New era - The new landlord and landlady of Blind Jacks, Christian Ogley and Alice Bennett. (1711074AM1)
New era - The new landlord and landlady of Blind Jacks, Christian Ogley and Alice Bennett. (1711074AM1)

A personal column by the Harrogate Advertiser's Graham Chalmers

It was a pleasure chatting to the hardworking - and departing - landlord of the popular Crown Inn in Pateley Bridge’s High Street on Monday night, though it was obvious from the tone in his voice he’d simply had enough after manning the pumps for 31 years.

The Harrogate Advertiser's Graham Chalmers (Picture courtesy of Marconi cafe)

The Harrogate Advertiser's Graham Chalmers (Picture courtesy of Marconi cafe)

The sheer longevity of his tenure meant Dennis had obviously been doing a good job and he was clearly grateful for the decades of support from his customers in the last remaining pub on this Dales town’s award-winning High Street.

But, and this says a lot for the way things have gone for the traditional community pub, the financial climate had deteriorated to such a point that he offered up an admission which took me aback.

The job he had once loved had turned into one long slog.

A couple of days earlier there had been dust and debris everywhere as I stepped gingerly inside Blind Jacks on the Market Place in Knaresborough.

It was only an hour to opening time for the big relaunch and there was still a lot to do in this popular pub.

Workman seemed to be hammering away in every nook and cranny of the venue’s wooden floorboards and low beams.

Despite a nice refurbishment, the pub has thankfully retained that old as the hills look, though, in fact, Blind Jacks was brand new when it first opened the doors to a revolution in beer only 25 years ago.

“You’re never going to open by 7pm,” I said to the young man now partly in charge of its destiny, Christian Ogley.

“Yes I will,” the bright-eyed 26–year-old said.

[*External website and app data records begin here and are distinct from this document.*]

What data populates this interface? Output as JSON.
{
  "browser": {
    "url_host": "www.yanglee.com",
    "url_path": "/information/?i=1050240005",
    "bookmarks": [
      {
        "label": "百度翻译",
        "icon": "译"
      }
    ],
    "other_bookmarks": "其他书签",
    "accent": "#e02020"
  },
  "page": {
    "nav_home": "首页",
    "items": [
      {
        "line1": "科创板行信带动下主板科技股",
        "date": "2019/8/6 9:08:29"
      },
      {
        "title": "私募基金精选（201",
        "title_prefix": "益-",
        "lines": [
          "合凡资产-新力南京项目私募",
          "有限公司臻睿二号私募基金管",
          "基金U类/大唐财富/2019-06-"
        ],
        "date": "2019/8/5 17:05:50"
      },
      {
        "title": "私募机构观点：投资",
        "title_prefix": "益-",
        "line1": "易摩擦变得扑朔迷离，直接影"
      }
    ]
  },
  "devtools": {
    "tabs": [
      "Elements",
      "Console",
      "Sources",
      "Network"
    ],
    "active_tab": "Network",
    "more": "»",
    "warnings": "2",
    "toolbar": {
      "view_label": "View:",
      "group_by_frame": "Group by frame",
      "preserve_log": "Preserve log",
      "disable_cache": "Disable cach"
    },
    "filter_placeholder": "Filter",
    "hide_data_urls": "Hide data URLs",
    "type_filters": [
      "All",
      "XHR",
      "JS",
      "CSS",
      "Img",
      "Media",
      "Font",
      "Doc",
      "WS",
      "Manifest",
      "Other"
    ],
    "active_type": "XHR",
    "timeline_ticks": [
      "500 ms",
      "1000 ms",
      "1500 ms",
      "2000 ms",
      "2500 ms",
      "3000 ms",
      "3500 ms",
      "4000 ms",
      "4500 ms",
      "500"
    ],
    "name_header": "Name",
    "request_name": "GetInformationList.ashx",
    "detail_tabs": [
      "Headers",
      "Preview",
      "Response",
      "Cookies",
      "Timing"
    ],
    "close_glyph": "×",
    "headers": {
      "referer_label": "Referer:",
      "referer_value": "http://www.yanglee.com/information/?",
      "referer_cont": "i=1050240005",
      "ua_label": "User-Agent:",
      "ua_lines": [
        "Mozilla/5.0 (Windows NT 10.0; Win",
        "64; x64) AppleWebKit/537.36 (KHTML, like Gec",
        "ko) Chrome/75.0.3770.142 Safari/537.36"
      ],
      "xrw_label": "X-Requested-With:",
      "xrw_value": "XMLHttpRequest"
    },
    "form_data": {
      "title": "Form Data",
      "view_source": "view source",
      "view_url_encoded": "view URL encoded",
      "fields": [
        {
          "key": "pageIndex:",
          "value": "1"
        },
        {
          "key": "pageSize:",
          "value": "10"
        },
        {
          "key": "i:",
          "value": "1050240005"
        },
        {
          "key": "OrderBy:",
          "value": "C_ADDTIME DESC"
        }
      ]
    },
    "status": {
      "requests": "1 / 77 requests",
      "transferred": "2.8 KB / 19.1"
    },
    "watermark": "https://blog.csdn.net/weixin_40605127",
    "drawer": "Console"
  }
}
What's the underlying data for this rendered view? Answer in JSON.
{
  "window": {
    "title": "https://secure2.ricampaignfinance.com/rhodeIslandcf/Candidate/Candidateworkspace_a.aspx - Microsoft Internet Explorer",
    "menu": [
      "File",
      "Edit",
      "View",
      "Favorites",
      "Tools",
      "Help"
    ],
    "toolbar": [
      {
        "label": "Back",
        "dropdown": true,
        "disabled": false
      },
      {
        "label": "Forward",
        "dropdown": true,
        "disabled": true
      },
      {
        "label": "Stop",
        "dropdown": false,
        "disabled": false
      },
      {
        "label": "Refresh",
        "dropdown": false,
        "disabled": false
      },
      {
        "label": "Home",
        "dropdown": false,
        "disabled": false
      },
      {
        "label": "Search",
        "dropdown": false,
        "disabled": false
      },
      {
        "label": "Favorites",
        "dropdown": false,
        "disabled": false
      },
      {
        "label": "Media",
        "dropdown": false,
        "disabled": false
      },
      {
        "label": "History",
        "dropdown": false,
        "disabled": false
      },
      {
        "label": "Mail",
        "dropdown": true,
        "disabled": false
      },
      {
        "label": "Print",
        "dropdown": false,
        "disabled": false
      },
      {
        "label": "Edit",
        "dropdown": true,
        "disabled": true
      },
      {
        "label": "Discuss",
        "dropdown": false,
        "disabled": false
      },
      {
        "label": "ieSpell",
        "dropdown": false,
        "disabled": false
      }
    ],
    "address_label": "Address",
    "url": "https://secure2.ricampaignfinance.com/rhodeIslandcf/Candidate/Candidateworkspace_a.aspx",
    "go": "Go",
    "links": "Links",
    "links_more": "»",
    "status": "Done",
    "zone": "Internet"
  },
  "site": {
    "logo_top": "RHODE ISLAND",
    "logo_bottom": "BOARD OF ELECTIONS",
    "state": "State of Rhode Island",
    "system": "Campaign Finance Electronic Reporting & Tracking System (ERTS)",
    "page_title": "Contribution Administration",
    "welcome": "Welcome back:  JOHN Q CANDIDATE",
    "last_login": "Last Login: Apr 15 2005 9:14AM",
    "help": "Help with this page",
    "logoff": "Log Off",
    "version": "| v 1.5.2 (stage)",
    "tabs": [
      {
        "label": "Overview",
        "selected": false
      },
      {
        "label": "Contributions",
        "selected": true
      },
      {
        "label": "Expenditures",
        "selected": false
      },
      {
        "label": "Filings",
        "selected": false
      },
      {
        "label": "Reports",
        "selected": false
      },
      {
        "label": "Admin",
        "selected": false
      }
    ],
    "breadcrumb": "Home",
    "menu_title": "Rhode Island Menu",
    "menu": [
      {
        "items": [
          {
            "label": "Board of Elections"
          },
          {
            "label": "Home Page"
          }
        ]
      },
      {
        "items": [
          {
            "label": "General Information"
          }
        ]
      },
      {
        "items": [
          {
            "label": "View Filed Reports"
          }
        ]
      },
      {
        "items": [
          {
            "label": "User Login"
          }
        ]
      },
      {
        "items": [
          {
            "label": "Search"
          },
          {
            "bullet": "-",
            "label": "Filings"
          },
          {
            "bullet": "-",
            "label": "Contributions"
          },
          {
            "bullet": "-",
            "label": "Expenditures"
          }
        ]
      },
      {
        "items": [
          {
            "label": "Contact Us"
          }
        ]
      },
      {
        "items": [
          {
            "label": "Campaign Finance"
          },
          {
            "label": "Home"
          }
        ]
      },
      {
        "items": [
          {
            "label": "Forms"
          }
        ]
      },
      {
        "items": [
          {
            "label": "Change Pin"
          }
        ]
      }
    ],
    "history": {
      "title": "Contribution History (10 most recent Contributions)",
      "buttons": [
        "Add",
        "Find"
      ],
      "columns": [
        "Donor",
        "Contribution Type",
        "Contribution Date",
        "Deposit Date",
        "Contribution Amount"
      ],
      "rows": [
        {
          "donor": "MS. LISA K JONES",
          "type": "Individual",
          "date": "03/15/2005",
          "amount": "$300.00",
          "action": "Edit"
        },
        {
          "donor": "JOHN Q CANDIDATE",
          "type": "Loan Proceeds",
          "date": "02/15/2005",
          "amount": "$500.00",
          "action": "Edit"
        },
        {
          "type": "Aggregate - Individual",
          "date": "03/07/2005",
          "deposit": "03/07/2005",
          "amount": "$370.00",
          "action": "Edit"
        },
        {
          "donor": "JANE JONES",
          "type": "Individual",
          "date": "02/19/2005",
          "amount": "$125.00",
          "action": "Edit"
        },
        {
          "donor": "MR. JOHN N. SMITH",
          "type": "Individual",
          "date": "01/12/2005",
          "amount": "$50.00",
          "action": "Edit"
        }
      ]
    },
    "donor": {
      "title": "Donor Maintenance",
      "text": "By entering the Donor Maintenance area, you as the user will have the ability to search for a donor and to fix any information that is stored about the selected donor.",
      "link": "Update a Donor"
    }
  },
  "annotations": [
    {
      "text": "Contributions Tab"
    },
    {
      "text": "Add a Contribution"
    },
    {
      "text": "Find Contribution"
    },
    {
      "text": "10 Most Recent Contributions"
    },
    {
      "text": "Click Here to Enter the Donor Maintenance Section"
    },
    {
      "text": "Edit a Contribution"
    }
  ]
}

And he did.

I’ve often heard it said that Harrogate lives in a bubble of its own and, if it’s true, then some of its ways must have rubbed off on me.

For a start, my mishaps are of a higher standard and now tend to take place in much nicer surroundings.

In my early years as a young, trainee journalist at the Goole Times, I once joked while chatting in the paper’s advertising department that the ancient-looking fire extinguisher probably didn’t even work.

Before I knew it, the red conical antique had erupted into life and started spraying foam on everyone in sight.

Those slapstick days are long gone or, at least, I thought they were.

On busy days at work, which is most days, I like to pop into Bettys at RHS Harlow Carr for a sandwich but the place was so busy last Wednesday that a small army of staff in traditional black n white had been assembled to take everyone’s orders.

Having given mine, I was shuffling along the queue slowly towards the front counter when a member of staff I didn’t recognise started to head my way.

It was obvious to me she was going to ask me if I had been served yet.

The second she spoke I blurted out “yes” before I realised she had been looking at the female customer next to me and what she had actually asked me was were we together?